In indoor air quality (IAQ) investigations, it is prudent to refer-
ence the recommendations of the American Society of Heating,
Refrigerating, and Air-Conditioning Engineers, Inc. (ASHRAE®),
the leading standards organization for acceptable IAQ. The
ANSI/ASHRAE Standard 62.1-2010 “Ventilation for Acceptable
Indoor Air Quality” defines acceptable indoor air quality as “air
in which there are no known contaminants at harmful concen-
trations as determined by cognizant authorities and with which
a substantial majority (80 percent or more) of the people ex-
posed do not express dissatisfaction.” Cognizant authority is
defined as “an agency or organization that has the expertise
and jurisdiction to establish and regulate concentration limits
for airborne contaminants; or an agency or organization that is
recognized as authoritative and has the scope and expertise to
establish guidelines, limit values, or concentration limits for
The ANSI/ASHRAE ventilation standards establish minimum
acceptable ventilation rates for buildings, but do not provide
chemical-specific limits. Nevertheless, Appendix B of ANSI/
ASHRAE Standard 62.1-2010 presents an informative summary
of selected air quality guidelines. These guidelines are not re-
quired for conformance to the standard; however, air quality
guidelines beyond traditional OELs are helpful when evaluating
the environmental health, comfort, and satisfaction of building
Appendix B of the standard references numerous air quality
guidelines published by authorities including EPA’s National
Ambient Air Quality Standards (NAAQS); Agency for Toxic Substances and Disease Registry’s (ATSDR) Minimal Risk Levels
(MRLs); and California Environmental Protection Agency, Office
of Environmental Health Hazard Assessment’s (OEHHA) Reference Exposure Levels (RELs); as well as those from the World

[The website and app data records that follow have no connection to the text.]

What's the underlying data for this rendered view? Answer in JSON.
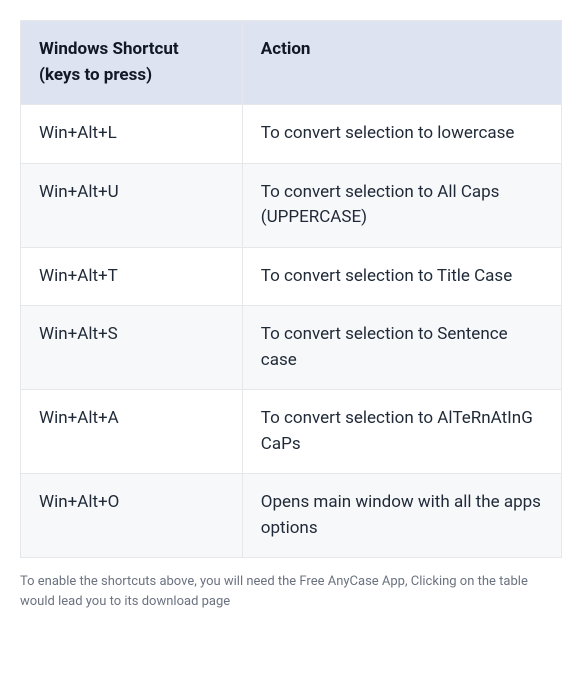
{
  "table": {
    "headers": {
      "shortcut": "Windows Shortcut (keys to press)",
      "action": "Action"
    },
    "rows": [
      {
        "shortcut": "Win+Alt+L",
        "action": "To convert selection to lowercase"
      },
      {
        "shortcut": "Win+Alt+U",
        "action": "To convert selection to All Caps (UPPERCASE)"
      },
      {
        "shortcut": "Win+Alt+T",
        "action": "To convert selection to Title Case"
      },
      {
        "shortcut": "Win+Alt+S",
        "action": "To convert selection to Sentence case"
      },
      {
        "shortcut": "Win+Alt+A",
        "action": "To convert selection to AlTeRnAtInG CaPs"
      },
      {
        "shortcut": "Win+Alt+O",
        "action": "Opens main window with all the apps options"
      }
    ]
  },
  "caption": "To enable the shortcuts above, you will need the Free AnyCase App, Clicking on the table would lead you to its download page"
}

Health Organization (WHO) for Europe and Health Canada.
All of these guidelines are applicable for the general public
and involve primarily long-term exposures, although short-term

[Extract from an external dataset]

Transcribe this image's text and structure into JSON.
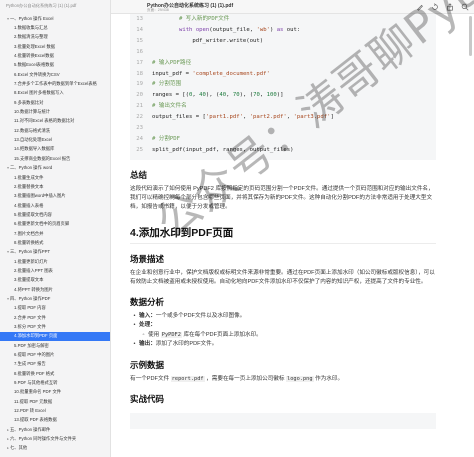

exposure guidelines have been developed for many chemicals as
well. When referencing these public health guidelines, the user
should recognize that many IAQ exposure limits are based on

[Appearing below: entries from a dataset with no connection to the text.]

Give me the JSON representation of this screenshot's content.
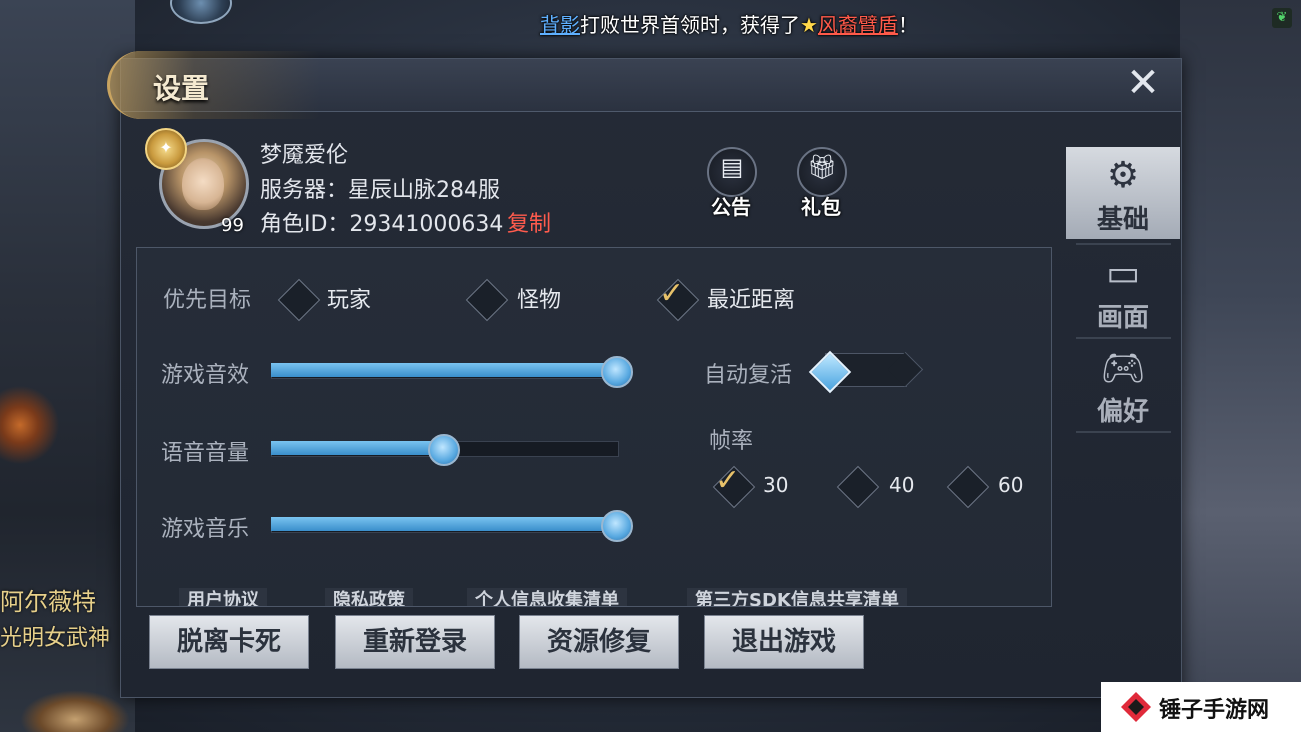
{
  "announcement": {
    "player": "背影",
    "text_before_item": "打败世界首领时，获得了",
    "item": "风裔臂盾",
    "end": "！"
  },
  "background": {
    "side_text_1": "阿尔薇特",
    "side_text_2": "光明女武神"
  },
  "dialog": {
    "title": "设置",
    "close_label": "✕"
  },
  "profile": {
    "name": "梦魇爱伦",
    "server": "服务器：星辰山脉284服",
    "role_id": "角色ID：29341000634",
    "copy_label": "复制",
    "level": "99"
  },
  "quick_buttons": {
    "notice_label": "公告",
    "gift_label": "礼包"
  },
  "tabs": [
    {
      "label": "基础",
      "icon": "gear-icon",
      "active": true
    },
    {
      "label": "画面",
      "icon": "monitor-icon",
      "active": false
    },
    {
      "label": "偏好",
      "icon": "gamepad-icon",
      "active": false
    }
  ],
  "settings": {
    "priority_target": {
      "label": "优先目标",
      "options": [
        "玩家",
        "怪物",
        "最近距离"
      ],
      "selected": "最近距离"
    },
    "game_sfx": {
      "label": "游戏音效",
      "value": 1.0
    },
    "voice_volume": {
      "label": "语音音量",
      "value": 0.5
    },
    "game_music": {
      "label": "游戏音乐",
      "value": 1.0
    },
    "auto_revive": {
      "label": "自动复活",
      "enabled": false
    },
    "frame_rate": {
      "label": "帧率",
      "options": [
        "30",
        "40",
        "60"
      ],
      "selected": "30"
    }
  },
  "links": [
    "用户协议",
    "隐私政策",
    "个人信息收集清单",
    "第三方SDK信息共享清单"
  ],
  "actions": {
    "unstuck_label": "脱离卡死",
    "relogin_label": "重新登录",
    "repair_label": "资源修复",
    "exit_label": "退出游戏"
  },
  "watermark": {
    "text": "锤子手游网"
  },
  "colors": {
    "accent_blue": "#3a8ecb",
    "check_gold": "#e7c16a",
    "copy_red": "#ff5b4d",
    "announce_name": "#5fb0ff",
    "announce_item": "#ff5a4a"
  }
}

non-cancer health end points and do not address cancer risk.
Therefore, careful review of the guideline’s intent is warranted.
There are EPA Regional Screening Levels (RSLs) for residential
and industrial air based on the cancer end point for known and
potential carcinogens. EPA also provides RSLs for residential
soil, industrial soil, and tap water. Many states have developed
health-based screening concentrations similar to RSLs.
If very-low-concentration IAQ standards are desired, it is important to account for the effects of background interferences,
such as ambient air pollution, off-gassing from building materials and furniture, and use of employees’ personal items in the
workspace in preparation for air sampling.
Emergency Response (Airborne Contaminants)
Many industrial facilities store or manage hazardous chemicals.
IHs at these facilities should conduct an assessment of what the
exposure might be to employees and/or the public in the event
that a tank leak, pipe burst, process overflow, etc. leads to a
Furthermore, emergency responders need to know what measures will be needed to mitigate the chemical release and direct
evacuation. For example, which level of OSHA personal protective equipment (PPE) would the emergency require: Level A, for